3. Untuk menghilangkan titik-titik karat dari bumper /chrome mobil:
Gosok bumper dengan gumpalan alumunium foil
yang direndam dalam Coca-Cola

4. Untuk membersihkan korosi dari terminal aki mobil :
Tuangkan sekaleng Coca-Cola di atas terminal aki
untuk membersihkan korosi.

5. Untuk melonggarkan baut yang berkarat :
Gosokkan kain yang direndam dalam Coca-Cola
pada baut yang berkarat.

6. Untuk menghilangkan noda-noda lemak pada pakaian :
Tuangkan sekaleng Coca-Cola ke dalam tumpukan
cucian yang bernoda lemak, tambahkan detergent,
dan putar dengan putaran normal.
Coca-cola/Pepsi akan menolong menghilangkan noda lemak.

Untuk Perhatian Kita

PH rata-rata dari soft drink,

a.l. Coca-Cola & Pepsi adalah 3.4..
Tingkat keasaman ini cukup kuat untuk melarutkan gigi dan tulang!
Tubuh kita berhenti menumbuhkan tulang pada usia sekitar 30th.

Setelah itu tulang akan larut setiap tahun melalui urine tergantung dari tingkat keasaman
makanan yang masuk.
Semua Calcium yg larut berkumpul di dalam arteri,urat nadi, kulit, urat daging dan organ,
yang mempengaruhi fungsi ginjal dalam membantu pembentukan batu ginjal.

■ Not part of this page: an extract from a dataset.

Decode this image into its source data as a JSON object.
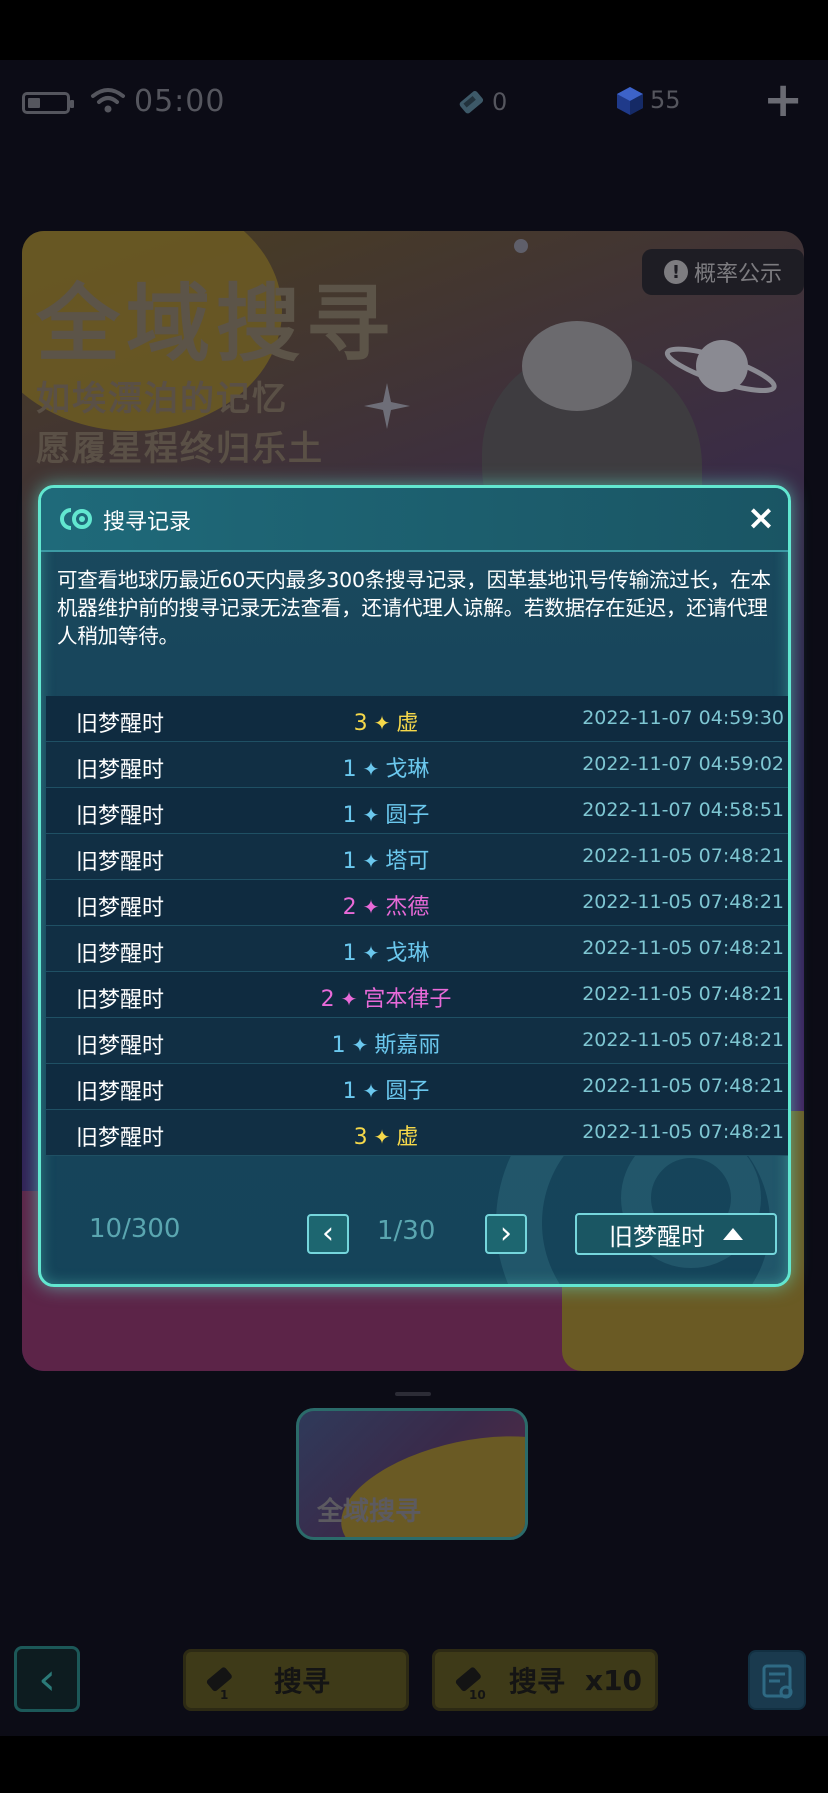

Soft drinks tidak punya nilai gizi (dalam hal vitamin dan mineral).
Mereka punya kandungan gula lebih tinggi, lebih asam, dan banyak zat aditif seperti
pengawet dan pewarna.

Sementara orang suka meminum soft drink dingin setelah makan,
coba tebak apa akibatnya? Akibatnya?
Tubuh kita mempunyai suhu optimum 37 supaya enzim pencernaan berfungsi.

Suhu dari soft drink dingin jauh di bawah 37,terkadang mendekati 0.
Hal ini mengurangi keefektivan dari enzim dan memberi tekanan pada sistem pencernaan
kita,mencerna lebih sedikit makanan.

Bahkan makanan tersebut difermentasi.
Makanan yang difermentasi menghasilkan bau, gas, sisa busuk dan racun, yang diserap
oleh usus, diedarkan oleh darah ke seluruh tubuh.
Penyebaran racun ini mengakibatkan pembentukan macam-macam penyakit.

Beberapa Contoh

Beberapa bulan lalu, ada sebuah kompetisi di Universitas Delhi :
Siapa dapat minum Coca-Cola paling banyak??
Pemenangnya meminum 8 botol dan mati seketika karena kelebihan Karbondioksida
dalam darah dan kekurangan oksigen..
Setelah itu, Rektor melarang semua soft drink di semua kantin universitas.

Seseorang menaruh gigi patah di dalam botol pepsi, dan dalam 10 hari gigi tersebut
Gigi dan tulang adalah satu-satunya organ manusia tetap utuh selama tahunan
setelah manusia mati

Bayangkan apa yang dilakukan minuman tersebut pada usus dan lapisan perut kita yang halus!

Read More..